Web page and app entries
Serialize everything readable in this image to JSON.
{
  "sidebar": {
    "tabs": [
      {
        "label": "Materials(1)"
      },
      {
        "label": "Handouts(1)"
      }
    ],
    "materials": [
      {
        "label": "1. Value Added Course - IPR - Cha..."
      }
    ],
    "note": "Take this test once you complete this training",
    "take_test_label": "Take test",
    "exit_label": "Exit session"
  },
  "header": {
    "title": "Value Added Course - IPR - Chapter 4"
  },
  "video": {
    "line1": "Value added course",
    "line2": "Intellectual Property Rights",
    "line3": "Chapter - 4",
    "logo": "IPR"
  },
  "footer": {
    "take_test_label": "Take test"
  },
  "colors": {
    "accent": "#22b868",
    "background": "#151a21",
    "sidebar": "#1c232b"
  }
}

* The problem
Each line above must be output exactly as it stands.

* Reply
Serialize everything readable in this image to JSON.
{
  "sidebar": {
    "tabs": [
      {
        "label": "Materials(1)"
      },
      {
        "label": "Handouts(1)"
      }
    ],
    "materials": [
      {
        "label": "1. Value Added Course - IPR - Cha..."
      }
    ],
    "note": "Take this test once you complete this training",
    "take_test_label": "Take test",
    "exit_label": "Exit session"
  },
  "header": {
    "title": "Value Added Course - IPR - Chapter 4"
  },
  "video": {
    "line1": "Value added course",
    "line2": "Intellectual Property Rights",
    "line3": "Chapter - 4",
    "logo": "IPR"
  },
  "footer": {
    "take_test_label": "Take test"
  },
  "colors": {
    "accent": "#22b868",
    "background": "#151a21",
    "sidebar": "#1c232b"
  }
}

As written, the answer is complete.